BEGIN
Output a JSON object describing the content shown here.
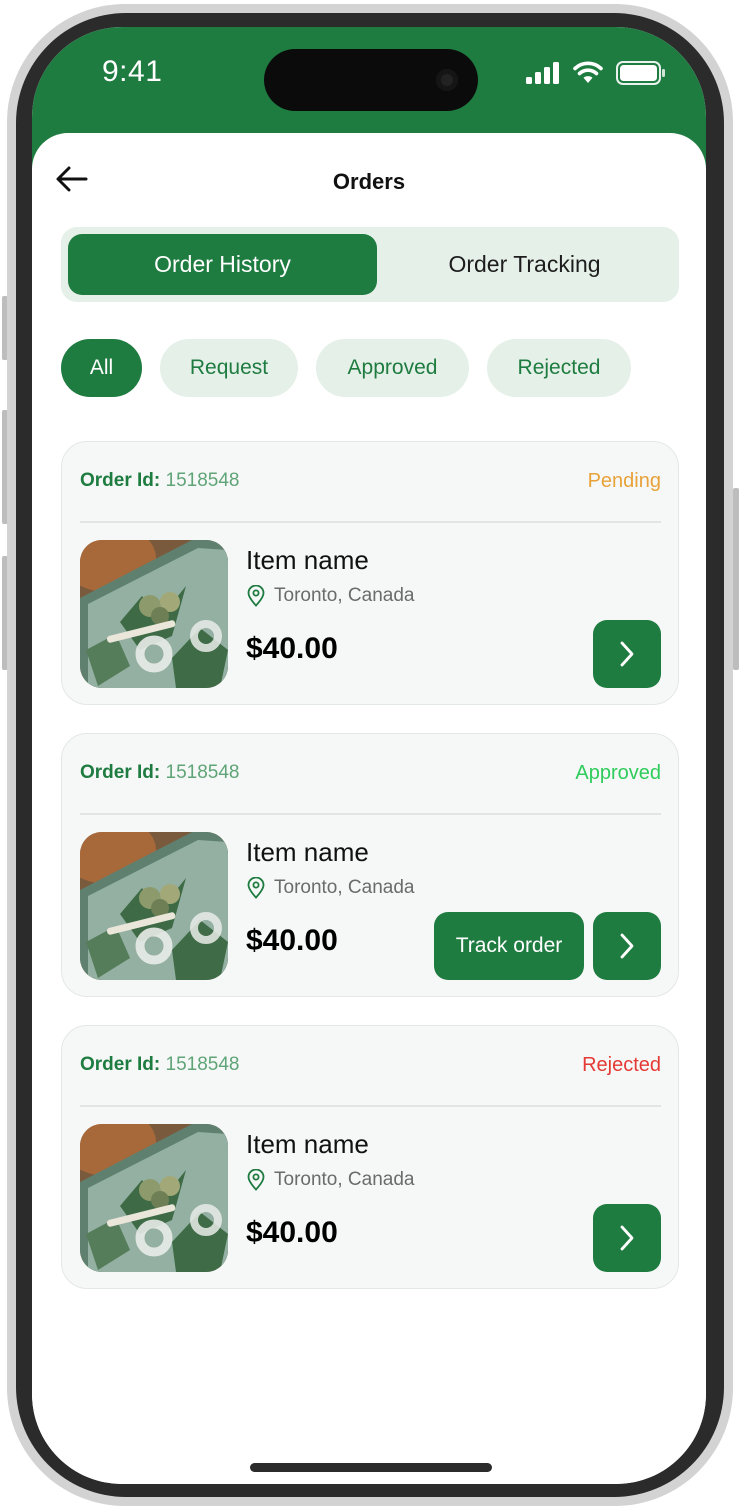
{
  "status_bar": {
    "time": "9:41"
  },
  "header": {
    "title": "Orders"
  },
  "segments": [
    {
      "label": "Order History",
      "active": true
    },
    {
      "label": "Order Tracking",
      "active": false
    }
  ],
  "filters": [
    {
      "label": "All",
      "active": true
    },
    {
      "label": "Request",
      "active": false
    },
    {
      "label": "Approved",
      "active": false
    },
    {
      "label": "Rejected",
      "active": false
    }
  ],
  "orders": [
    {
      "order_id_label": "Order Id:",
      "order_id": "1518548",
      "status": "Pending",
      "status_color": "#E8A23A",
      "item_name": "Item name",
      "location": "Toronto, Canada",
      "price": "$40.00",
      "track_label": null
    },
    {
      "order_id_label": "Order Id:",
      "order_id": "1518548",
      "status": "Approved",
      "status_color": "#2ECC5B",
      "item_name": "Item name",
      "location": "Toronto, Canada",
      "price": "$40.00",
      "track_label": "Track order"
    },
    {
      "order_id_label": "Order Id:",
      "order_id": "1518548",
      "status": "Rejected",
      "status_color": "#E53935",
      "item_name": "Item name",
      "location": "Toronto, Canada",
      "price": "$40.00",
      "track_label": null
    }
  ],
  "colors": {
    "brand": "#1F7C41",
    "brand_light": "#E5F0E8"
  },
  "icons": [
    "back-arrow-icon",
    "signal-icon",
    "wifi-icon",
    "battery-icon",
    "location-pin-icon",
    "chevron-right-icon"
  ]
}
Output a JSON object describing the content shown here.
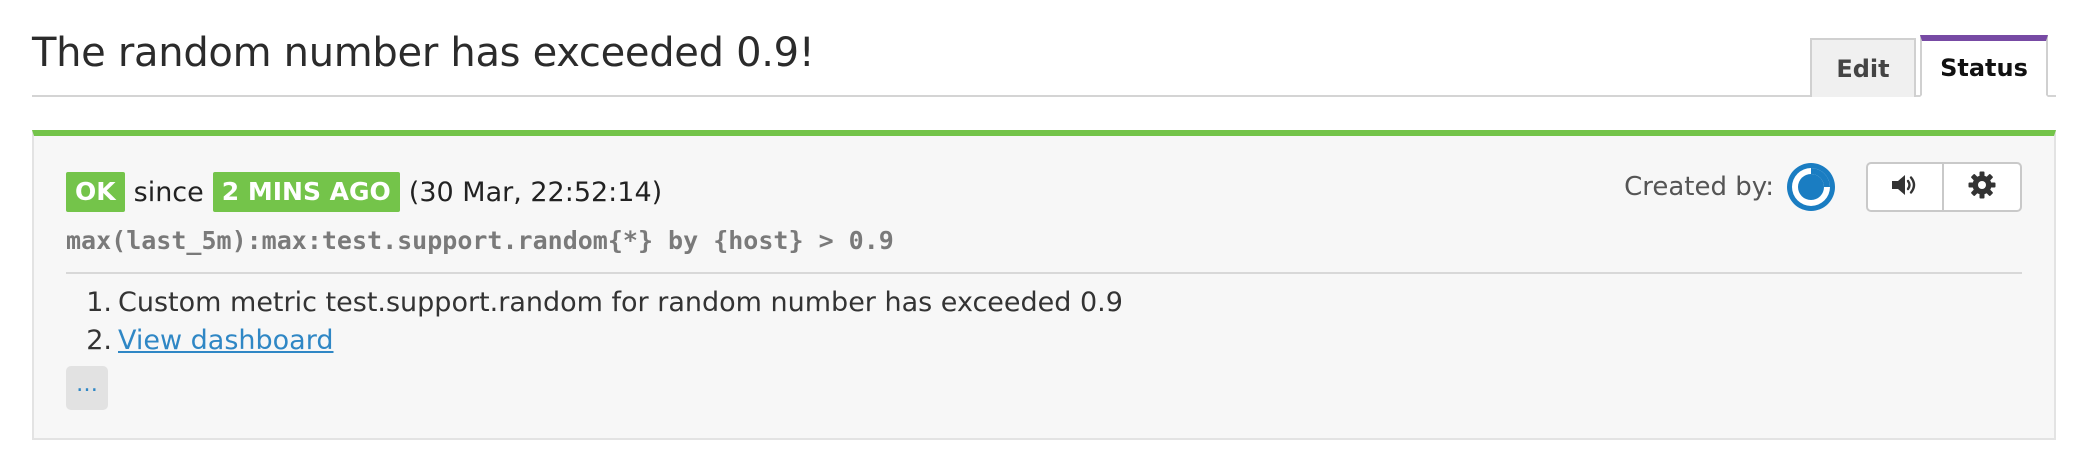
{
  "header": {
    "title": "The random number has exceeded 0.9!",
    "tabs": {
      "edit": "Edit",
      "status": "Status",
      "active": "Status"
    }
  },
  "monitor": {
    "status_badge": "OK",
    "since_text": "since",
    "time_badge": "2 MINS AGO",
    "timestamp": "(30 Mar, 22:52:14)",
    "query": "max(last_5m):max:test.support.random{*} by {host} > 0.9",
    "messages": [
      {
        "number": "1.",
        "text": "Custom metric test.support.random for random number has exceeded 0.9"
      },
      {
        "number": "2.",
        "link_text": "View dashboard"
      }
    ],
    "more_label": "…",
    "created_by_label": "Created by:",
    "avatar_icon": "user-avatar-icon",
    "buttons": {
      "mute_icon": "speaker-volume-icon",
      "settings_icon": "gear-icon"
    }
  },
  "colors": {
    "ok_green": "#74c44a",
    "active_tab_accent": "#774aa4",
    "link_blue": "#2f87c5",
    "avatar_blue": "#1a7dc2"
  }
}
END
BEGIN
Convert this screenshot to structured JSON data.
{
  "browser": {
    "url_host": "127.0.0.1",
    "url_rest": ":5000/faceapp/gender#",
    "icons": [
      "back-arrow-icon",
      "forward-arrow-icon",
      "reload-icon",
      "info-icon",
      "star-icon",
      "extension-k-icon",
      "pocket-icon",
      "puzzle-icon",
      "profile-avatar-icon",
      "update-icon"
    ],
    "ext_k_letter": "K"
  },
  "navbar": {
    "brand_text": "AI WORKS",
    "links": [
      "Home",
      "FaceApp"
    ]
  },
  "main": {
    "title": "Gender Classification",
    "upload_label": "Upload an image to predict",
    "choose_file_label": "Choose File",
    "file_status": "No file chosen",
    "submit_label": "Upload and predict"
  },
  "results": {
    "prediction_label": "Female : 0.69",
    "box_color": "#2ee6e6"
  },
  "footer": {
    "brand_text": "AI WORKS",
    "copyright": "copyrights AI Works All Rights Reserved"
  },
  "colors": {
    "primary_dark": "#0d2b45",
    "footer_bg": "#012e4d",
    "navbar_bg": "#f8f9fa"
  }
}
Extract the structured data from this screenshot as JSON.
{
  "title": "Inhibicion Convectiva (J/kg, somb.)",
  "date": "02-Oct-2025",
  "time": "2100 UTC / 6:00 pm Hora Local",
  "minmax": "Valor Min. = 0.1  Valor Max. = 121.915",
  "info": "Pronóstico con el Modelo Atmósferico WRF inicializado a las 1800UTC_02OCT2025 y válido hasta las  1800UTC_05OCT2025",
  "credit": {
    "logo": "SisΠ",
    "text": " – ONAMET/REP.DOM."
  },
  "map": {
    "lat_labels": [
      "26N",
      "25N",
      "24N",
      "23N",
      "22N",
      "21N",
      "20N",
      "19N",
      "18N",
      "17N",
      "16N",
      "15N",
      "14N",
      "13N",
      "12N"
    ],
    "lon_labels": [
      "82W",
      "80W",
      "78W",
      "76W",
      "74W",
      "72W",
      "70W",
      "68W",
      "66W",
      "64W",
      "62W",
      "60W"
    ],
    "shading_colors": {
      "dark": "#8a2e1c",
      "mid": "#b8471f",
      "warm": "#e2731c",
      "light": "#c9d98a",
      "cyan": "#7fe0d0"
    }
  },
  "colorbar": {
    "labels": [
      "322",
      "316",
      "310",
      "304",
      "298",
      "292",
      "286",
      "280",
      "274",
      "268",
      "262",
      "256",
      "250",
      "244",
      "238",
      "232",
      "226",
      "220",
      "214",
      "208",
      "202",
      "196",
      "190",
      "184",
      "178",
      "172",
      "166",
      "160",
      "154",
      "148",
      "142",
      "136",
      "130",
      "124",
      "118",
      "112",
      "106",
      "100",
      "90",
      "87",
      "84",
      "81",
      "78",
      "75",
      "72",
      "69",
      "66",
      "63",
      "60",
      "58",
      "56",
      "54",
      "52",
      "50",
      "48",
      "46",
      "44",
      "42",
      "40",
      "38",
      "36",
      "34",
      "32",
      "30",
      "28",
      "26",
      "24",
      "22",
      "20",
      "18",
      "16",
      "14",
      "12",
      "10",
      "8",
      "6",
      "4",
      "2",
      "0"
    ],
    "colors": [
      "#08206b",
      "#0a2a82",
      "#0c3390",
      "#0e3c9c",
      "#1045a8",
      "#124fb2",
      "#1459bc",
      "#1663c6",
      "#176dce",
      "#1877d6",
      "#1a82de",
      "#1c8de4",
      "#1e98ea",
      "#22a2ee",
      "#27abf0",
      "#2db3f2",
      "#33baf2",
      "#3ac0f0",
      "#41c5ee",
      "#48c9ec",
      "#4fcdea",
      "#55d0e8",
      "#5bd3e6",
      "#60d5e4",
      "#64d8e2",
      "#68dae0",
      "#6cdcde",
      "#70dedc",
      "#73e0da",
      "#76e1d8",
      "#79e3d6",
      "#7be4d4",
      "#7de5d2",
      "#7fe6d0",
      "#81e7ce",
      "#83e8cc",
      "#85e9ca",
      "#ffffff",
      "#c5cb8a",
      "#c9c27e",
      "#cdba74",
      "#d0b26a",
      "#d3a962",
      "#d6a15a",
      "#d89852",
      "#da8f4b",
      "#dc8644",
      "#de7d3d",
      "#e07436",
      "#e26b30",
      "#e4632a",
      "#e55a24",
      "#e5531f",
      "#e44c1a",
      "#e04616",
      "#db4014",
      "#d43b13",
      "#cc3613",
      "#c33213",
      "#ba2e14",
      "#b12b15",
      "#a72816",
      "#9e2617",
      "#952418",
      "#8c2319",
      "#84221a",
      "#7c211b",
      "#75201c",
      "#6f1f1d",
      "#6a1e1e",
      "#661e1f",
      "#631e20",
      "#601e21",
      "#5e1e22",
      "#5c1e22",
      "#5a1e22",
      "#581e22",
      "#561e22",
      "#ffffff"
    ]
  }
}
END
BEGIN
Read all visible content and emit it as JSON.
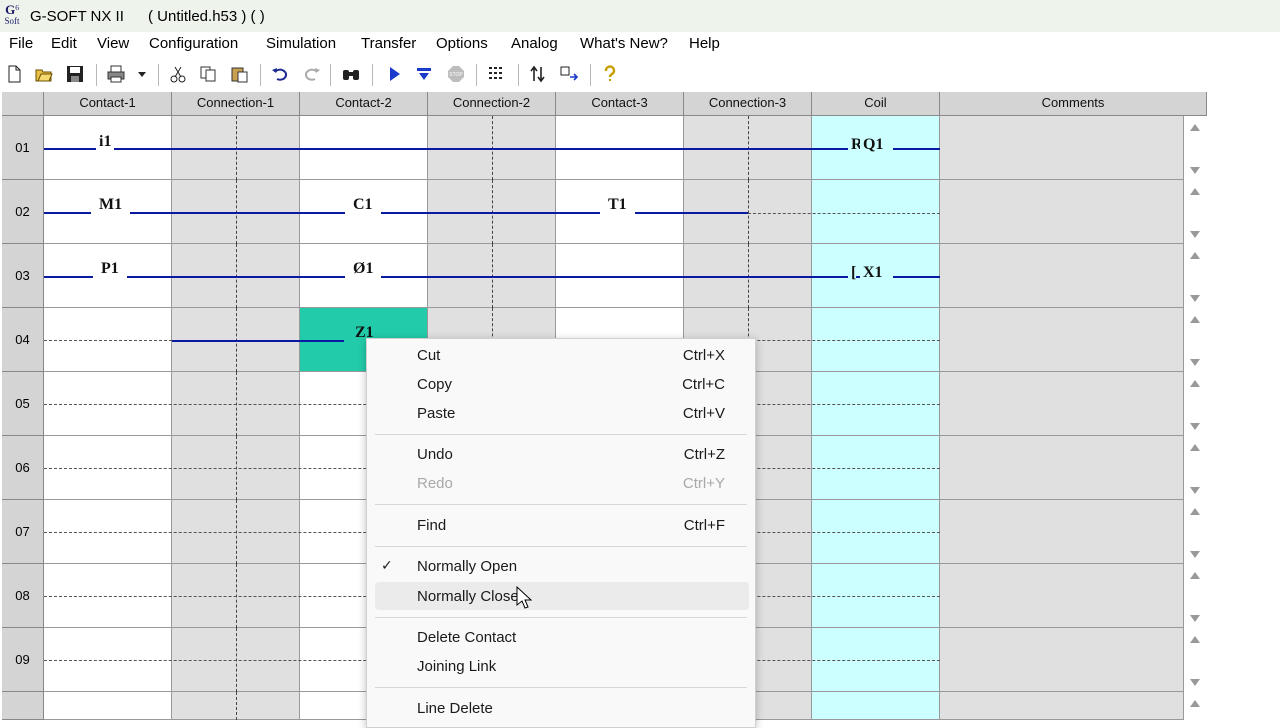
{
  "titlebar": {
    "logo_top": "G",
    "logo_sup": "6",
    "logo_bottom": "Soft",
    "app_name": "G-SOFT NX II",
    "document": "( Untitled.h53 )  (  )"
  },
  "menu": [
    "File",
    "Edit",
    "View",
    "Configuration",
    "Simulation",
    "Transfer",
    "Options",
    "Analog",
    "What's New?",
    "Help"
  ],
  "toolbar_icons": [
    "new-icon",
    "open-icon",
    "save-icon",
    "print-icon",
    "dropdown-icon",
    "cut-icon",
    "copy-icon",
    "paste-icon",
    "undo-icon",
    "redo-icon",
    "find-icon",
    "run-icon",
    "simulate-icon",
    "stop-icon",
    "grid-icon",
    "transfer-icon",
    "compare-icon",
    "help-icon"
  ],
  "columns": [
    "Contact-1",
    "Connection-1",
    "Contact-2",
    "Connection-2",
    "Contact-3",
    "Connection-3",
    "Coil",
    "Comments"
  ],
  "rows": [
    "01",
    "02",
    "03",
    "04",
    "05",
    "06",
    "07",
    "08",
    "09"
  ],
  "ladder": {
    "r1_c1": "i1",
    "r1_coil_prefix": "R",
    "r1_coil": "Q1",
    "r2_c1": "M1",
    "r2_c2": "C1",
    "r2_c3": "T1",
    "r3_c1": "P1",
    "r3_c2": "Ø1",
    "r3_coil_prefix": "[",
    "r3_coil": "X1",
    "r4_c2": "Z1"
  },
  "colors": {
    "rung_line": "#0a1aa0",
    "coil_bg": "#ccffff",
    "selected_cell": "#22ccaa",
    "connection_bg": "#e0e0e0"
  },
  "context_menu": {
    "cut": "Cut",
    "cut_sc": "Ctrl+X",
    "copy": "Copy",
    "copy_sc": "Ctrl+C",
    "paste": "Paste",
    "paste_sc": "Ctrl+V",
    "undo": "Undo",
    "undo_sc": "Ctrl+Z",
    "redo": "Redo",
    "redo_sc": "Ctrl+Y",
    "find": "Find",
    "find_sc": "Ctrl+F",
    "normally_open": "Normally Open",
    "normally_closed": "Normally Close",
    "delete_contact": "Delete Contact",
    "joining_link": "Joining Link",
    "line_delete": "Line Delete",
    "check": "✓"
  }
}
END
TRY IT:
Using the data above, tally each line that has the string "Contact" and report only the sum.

RESPONSE AREA:
4